“Young people just waste their money on trivialities such as flat-screen TVs and expensive clothes” - how often have you heard this? – or even thought it yourself!- about the generation born between the 1980s and the early 2000s?
Often characterised as short-sighted thinking, narcissistic and overly consumed by technology and social media, Millennials, or Generation Y, defy these stereotypes when it comes to their behaviour and attitudes towards saving and spending. Most of Millennials might be more cost-conscious and money savvier than you think. In fact, they seem to be even better at managing their money than Baby Boomers and Generation X – their parents! – and to have the same saving habits as their grandparents.
According to a survey from investment outfit T. Rowe Price that analysed the spending and saving habits of more than 3,000 adults over the age of 18 in the United States, 75% of working Millennials track their expenses carefully, compared to 64% of Baby Boomers and 67% of Millennials stick to a budget, compared to 55% of Boomers. They want to be empowered to build their own future so they are very receptive to financial advice and seek guidance to help them reach their goals. Other studies highlighted the same behaviour and attitudes amongst young working Europeans.
Coming in the aftermath of the financial crisis, Millennials are more engaged on their financial situations than their parents at the same age. They spend money more often but in smaller quantities than their elders. And, contrary to what you may believe, they are not focused on possessions. A recent Eventbrite/Harris poll found that 78% of Millennials would choose to pay for real-life experiences – such as concerts, festivals, special events or a nice vacation – over buying physical things – such as a car or a home. Moving away from materialism, members of Generation Y think that experiences help shape identity and create long-life memories. They are less likely to buy something just because it is convenient (e.g. fast food); they focus on value for money (e.g. a homemade or freshly prepared meal).

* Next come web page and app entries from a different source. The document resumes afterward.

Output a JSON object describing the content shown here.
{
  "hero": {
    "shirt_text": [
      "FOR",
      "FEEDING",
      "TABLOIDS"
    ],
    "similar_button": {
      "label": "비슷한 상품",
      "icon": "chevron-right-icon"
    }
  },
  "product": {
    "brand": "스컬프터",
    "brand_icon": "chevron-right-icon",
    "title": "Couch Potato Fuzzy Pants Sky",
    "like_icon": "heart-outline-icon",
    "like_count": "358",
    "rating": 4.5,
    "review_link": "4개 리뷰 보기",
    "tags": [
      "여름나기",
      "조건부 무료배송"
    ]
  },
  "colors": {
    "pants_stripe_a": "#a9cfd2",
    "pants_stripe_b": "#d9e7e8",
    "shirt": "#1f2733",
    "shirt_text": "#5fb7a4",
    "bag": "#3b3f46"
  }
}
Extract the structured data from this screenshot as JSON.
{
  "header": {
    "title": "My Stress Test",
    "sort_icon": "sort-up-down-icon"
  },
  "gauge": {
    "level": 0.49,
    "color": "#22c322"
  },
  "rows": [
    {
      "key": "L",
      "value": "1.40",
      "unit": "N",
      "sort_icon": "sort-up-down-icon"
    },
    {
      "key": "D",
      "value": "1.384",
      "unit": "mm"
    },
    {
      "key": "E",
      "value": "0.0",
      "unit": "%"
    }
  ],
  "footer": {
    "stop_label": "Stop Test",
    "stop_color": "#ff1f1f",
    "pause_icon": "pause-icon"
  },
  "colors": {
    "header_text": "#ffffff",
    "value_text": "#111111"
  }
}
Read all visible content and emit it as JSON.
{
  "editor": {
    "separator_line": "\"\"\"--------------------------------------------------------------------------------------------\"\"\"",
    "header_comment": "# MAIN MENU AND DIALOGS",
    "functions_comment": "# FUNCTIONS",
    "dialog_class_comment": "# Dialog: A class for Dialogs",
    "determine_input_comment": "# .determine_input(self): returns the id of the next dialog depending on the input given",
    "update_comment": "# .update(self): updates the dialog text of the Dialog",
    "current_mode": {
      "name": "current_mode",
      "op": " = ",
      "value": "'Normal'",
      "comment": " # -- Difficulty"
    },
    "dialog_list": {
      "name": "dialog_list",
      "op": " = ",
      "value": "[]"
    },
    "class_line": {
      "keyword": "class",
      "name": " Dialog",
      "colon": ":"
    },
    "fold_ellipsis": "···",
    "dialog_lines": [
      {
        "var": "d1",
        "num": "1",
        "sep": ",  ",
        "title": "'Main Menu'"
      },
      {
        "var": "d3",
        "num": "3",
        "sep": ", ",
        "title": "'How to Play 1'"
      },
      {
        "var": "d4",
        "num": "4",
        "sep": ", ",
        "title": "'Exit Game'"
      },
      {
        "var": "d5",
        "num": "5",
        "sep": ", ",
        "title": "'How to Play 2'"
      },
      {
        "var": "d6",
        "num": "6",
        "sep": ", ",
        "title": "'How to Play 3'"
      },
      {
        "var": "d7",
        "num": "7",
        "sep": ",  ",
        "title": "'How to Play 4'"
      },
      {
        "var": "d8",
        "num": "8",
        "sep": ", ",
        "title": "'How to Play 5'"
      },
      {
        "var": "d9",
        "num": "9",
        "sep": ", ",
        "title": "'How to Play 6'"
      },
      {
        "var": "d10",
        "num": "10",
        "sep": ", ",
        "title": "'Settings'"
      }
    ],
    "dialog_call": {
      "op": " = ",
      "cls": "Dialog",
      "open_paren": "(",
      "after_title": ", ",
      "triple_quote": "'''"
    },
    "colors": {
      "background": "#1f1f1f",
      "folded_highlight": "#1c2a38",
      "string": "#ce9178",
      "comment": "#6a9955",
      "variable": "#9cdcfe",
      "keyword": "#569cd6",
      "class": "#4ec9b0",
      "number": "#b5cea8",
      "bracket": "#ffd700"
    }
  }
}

Young adults have been called a lot of names – Millennials, Generation Y, Internet generation, Echo Boomers, etc. - but one of them is certainly not appropriate: “The Laziest Generation”. Money-conscious with both feet firmly on the ground, Millennials are changing the relationship with money and the way of consumption, just as they do in the workplace. They are definitely different, and they might have a thing or two to teach us!